→ **Dataset rows for apps and sites**:
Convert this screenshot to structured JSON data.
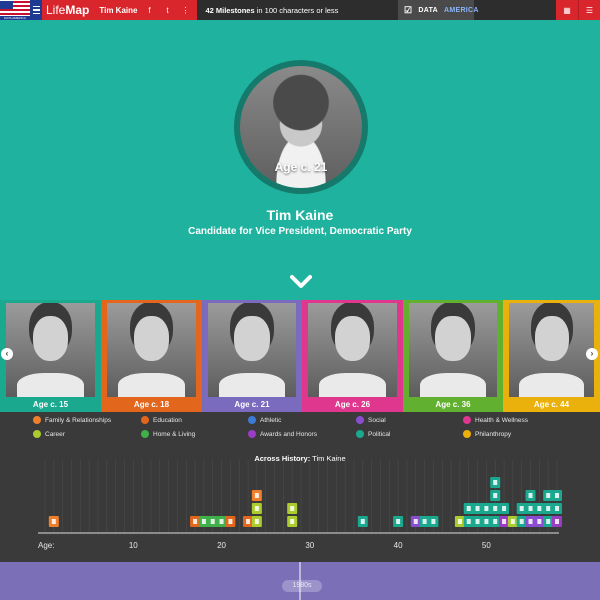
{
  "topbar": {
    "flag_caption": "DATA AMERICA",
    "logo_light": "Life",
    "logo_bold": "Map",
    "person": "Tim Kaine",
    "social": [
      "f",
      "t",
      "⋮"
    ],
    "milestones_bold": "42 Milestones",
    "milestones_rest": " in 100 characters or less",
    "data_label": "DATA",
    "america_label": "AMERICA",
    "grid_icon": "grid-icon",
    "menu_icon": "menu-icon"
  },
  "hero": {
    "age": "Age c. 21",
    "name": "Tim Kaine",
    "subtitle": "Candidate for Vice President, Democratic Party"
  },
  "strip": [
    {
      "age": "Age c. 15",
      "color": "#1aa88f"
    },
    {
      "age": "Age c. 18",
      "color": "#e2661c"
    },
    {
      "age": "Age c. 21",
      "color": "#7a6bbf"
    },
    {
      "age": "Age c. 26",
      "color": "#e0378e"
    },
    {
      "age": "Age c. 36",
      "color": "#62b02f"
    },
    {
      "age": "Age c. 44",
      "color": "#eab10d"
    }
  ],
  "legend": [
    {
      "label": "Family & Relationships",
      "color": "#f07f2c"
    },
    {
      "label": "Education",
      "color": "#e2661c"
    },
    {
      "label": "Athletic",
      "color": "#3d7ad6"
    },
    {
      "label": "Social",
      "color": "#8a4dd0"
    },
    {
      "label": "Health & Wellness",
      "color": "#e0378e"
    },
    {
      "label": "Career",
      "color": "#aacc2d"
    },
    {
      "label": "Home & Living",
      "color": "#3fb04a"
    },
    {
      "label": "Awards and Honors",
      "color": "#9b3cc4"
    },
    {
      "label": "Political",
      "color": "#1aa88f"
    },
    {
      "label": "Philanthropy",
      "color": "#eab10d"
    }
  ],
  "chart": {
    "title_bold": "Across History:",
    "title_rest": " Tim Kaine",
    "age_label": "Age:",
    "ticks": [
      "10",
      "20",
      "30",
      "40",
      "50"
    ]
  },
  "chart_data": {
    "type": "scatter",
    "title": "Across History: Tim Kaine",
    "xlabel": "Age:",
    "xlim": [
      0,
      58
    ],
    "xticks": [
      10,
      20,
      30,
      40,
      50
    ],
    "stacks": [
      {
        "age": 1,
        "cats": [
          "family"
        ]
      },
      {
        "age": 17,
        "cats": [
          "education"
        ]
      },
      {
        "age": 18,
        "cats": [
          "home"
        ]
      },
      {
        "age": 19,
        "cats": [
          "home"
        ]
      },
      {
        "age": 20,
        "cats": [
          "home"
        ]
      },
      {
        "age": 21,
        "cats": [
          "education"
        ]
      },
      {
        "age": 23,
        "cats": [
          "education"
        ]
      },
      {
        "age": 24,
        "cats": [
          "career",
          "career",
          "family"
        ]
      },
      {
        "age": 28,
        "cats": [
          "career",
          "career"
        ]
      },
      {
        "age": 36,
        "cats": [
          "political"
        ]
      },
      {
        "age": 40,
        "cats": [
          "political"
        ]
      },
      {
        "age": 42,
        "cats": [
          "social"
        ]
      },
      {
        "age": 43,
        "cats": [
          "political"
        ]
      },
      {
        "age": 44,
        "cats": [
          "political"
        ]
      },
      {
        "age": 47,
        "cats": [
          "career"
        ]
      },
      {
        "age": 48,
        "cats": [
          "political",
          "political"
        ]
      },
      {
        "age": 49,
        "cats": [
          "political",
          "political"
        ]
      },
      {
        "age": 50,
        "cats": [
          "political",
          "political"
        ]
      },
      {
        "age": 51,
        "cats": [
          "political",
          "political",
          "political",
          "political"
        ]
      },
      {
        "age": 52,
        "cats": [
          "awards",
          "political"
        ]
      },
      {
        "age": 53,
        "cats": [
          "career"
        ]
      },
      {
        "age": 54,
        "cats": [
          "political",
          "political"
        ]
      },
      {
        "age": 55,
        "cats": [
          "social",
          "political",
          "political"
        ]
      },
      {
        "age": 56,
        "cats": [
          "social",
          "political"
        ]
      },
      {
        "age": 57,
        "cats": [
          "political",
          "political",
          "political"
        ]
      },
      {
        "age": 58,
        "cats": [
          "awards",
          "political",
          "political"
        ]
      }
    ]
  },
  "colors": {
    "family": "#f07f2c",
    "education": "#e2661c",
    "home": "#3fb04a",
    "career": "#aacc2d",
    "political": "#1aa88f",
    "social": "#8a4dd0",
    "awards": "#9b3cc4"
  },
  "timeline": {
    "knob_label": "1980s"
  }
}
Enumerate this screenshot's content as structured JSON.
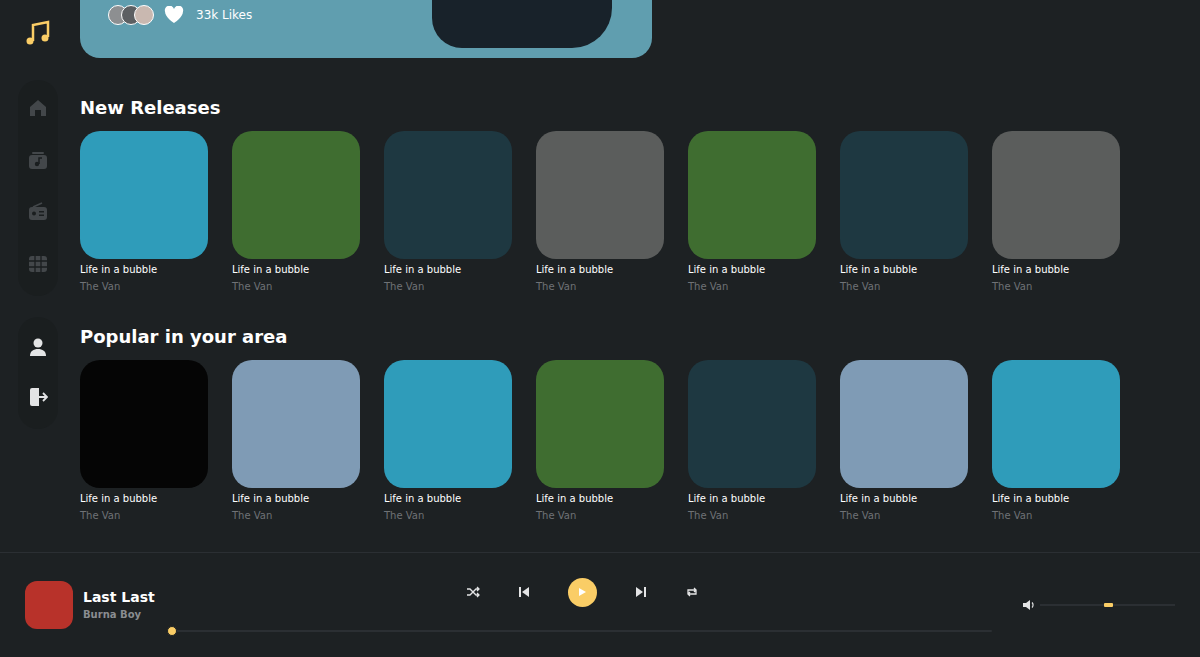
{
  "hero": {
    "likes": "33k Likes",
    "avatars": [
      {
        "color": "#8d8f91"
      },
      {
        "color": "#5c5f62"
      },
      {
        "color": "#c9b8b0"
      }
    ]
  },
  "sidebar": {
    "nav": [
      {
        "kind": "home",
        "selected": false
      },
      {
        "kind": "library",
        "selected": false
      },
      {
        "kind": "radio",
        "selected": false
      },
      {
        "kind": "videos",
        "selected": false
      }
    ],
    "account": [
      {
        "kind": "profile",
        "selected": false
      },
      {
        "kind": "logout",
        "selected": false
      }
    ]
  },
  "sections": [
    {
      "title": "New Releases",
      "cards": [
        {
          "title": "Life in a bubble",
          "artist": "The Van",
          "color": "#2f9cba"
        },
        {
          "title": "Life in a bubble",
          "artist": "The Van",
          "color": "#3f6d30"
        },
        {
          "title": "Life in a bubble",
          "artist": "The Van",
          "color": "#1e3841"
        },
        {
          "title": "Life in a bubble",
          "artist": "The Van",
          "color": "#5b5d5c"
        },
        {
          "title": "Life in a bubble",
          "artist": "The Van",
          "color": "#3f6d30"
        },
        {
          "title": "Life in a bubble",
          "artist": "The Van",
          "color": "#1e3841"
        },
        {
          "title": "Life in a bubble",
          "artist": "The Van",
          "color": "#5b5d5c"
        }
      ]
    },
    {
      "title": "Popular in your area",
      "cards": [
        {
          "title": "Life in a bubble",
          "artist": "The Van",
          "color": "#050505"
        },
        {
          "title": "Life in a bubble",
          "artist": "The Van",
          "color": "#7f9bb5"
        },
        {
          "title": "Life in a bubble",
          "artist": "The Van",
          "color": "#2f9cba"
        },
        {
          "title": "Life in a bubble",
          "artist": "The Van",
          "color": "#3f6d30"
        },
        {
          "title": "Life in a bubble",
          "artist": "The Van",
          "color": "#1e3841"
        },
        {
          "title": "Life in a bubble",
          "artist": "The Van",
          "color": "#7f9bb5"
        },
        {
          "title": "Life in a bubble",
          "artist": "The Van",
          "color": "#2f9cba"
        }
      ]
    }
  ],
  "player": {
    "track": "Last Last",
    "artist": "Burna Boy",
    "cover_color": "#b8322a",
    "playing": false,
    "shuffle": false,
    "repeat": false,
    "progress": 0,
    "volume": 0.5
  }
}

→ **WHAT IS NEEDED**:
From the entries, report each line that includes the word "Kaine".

→ **SOLUTION**:
    "person": "Tim Kaine",
    "name": "Tim Kaine",
    "title_rest": " Tim Kaine",
    "title": "Across History: Tim Kaine",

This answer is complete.